REQUIREMENT: If a line in the entries below contains "Washington", copy it.

SUPPLIED RECORDS:
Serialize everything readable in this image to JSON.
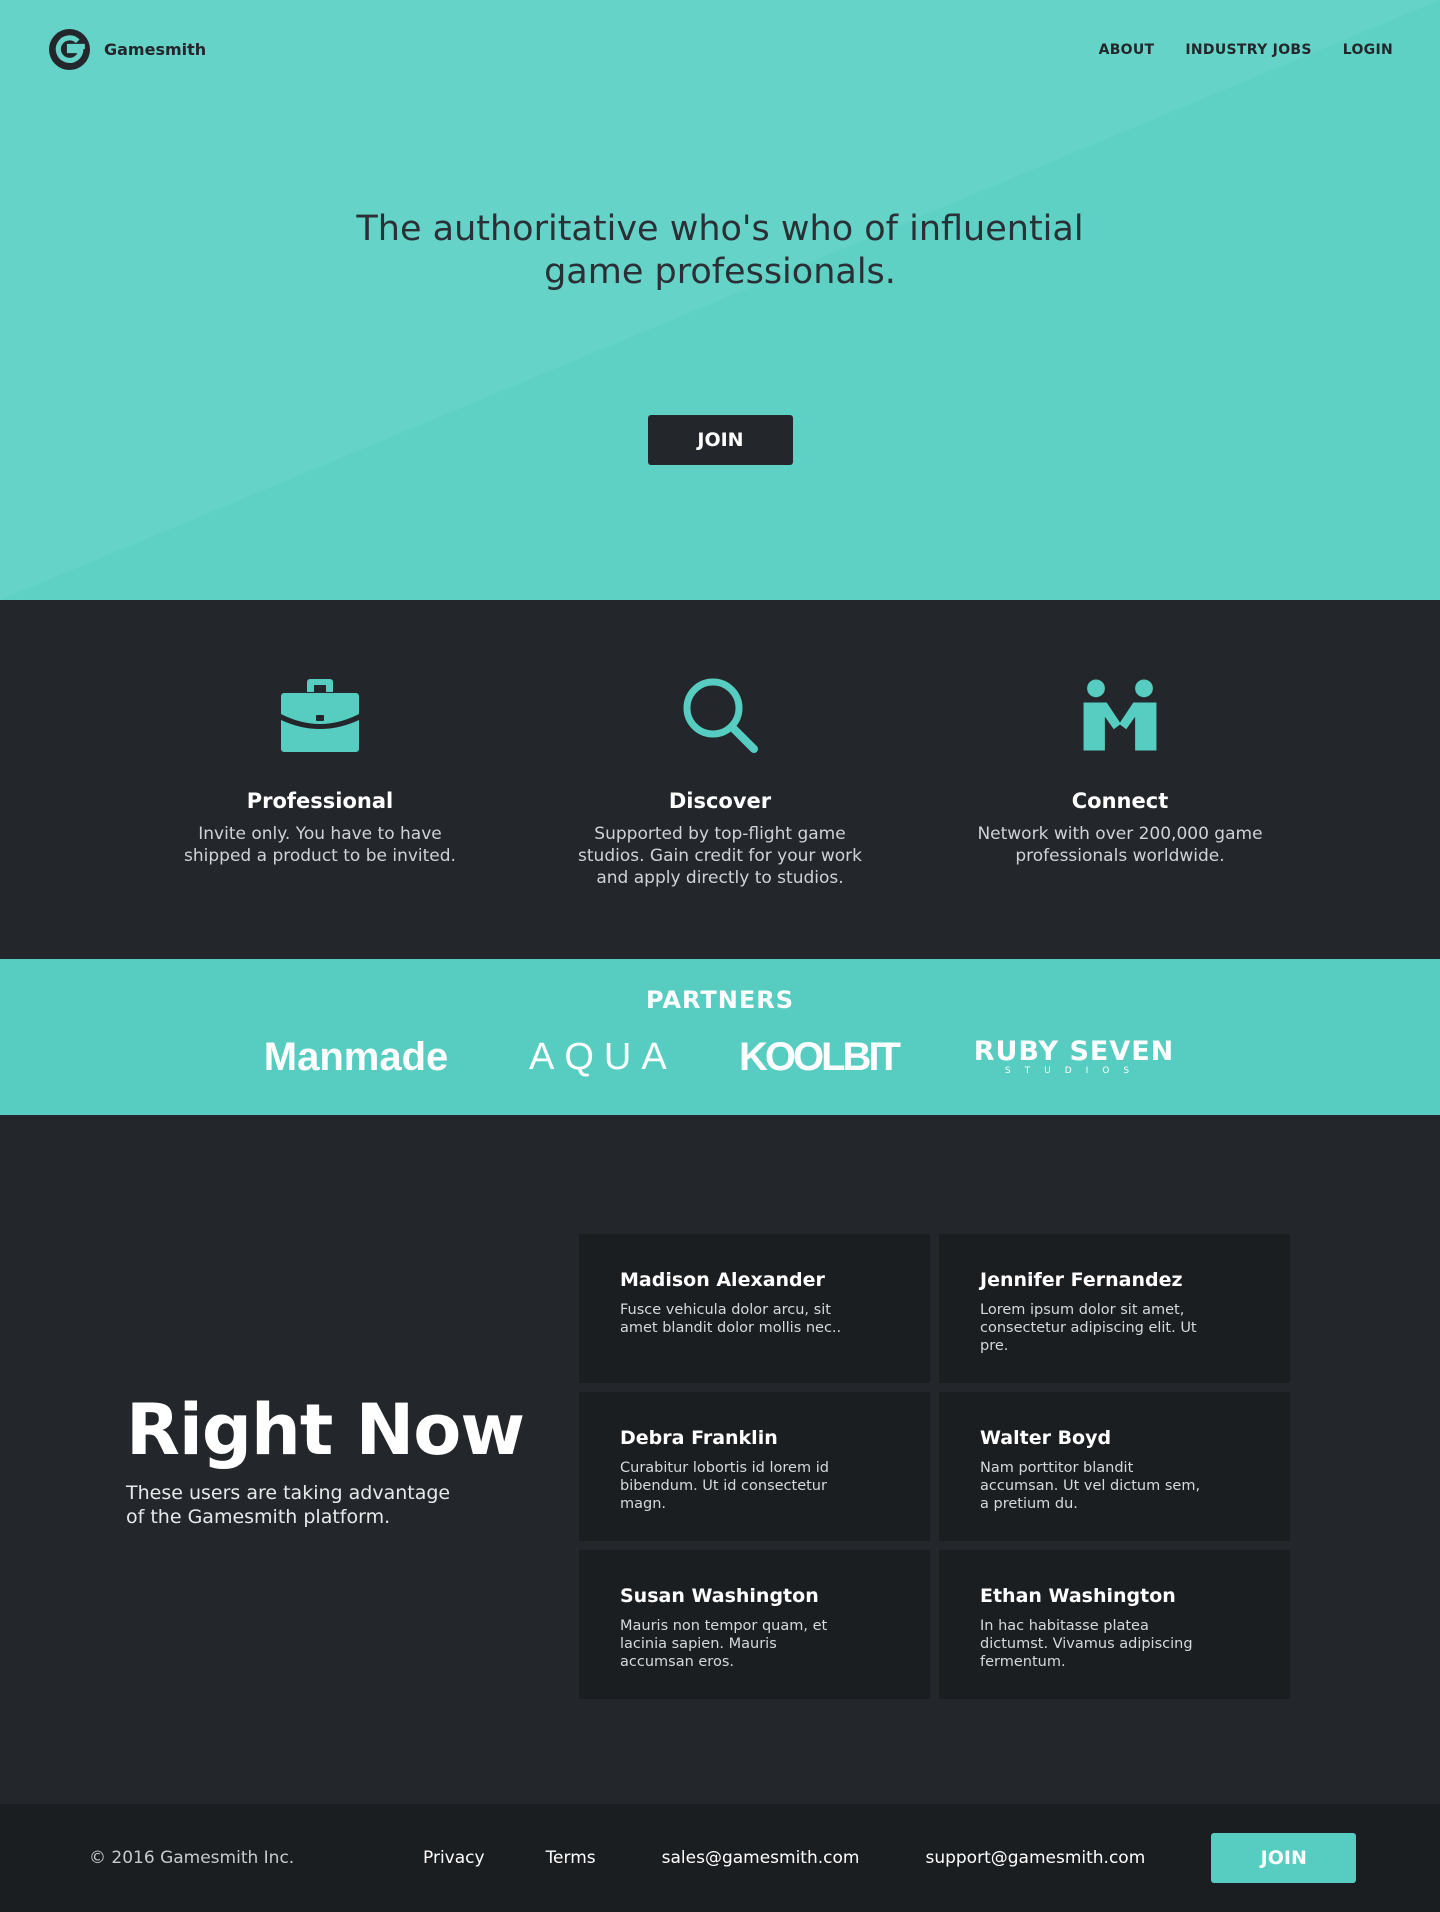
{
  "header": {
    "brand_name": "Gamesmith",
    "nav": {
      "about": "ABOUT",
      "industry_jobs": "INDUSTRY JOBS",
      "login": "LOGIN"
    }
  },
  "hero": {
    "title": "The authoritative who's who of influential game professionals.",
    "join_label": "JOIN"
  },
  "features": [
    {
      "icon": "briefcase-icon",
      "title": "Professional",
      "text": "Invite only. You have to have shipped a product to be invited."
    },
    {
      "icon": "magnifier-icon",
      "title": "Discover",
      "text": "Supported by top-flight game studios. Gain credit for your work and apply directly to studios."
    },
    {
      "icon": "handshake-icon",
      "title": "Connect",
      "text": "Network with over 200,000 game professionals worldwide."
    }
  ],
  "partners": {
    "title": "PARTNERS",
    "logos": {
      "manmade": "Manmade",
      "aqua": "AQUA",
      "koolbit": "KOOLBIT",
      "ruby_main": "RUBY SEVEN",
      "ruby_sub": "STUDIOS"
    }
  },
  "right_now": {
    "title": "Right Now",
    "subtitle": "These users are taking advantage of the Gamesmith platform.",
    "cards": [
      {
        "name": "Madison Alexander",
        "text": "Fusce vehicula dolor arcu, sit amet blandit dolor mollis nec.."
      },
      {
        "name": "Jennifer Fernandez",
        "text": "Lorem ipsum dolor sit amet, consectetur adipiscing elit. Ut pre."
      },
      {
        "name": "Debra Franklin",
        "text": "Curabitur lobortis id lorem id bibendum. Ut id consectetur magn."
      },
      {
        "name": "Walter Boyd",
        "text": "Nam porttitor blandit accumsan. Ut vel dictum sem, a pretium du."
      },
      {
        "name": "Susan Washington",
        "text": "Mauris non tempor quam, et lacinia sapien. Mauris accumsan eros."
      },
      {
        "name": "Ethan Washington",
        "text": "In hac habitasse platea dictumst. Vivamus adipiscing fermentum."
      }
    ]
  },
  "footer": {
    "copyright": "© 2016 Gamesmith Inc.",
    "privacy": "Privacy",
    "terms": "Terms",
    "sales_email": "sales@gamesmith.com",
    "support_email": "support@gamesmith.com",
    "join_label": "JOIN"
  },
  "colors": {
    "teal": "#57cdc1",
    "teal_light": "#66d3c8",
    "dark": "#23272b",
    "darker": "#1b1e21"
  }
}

TASK ANSWER:
        "name": "Susan Washington",
        "name": "Ethan Washington",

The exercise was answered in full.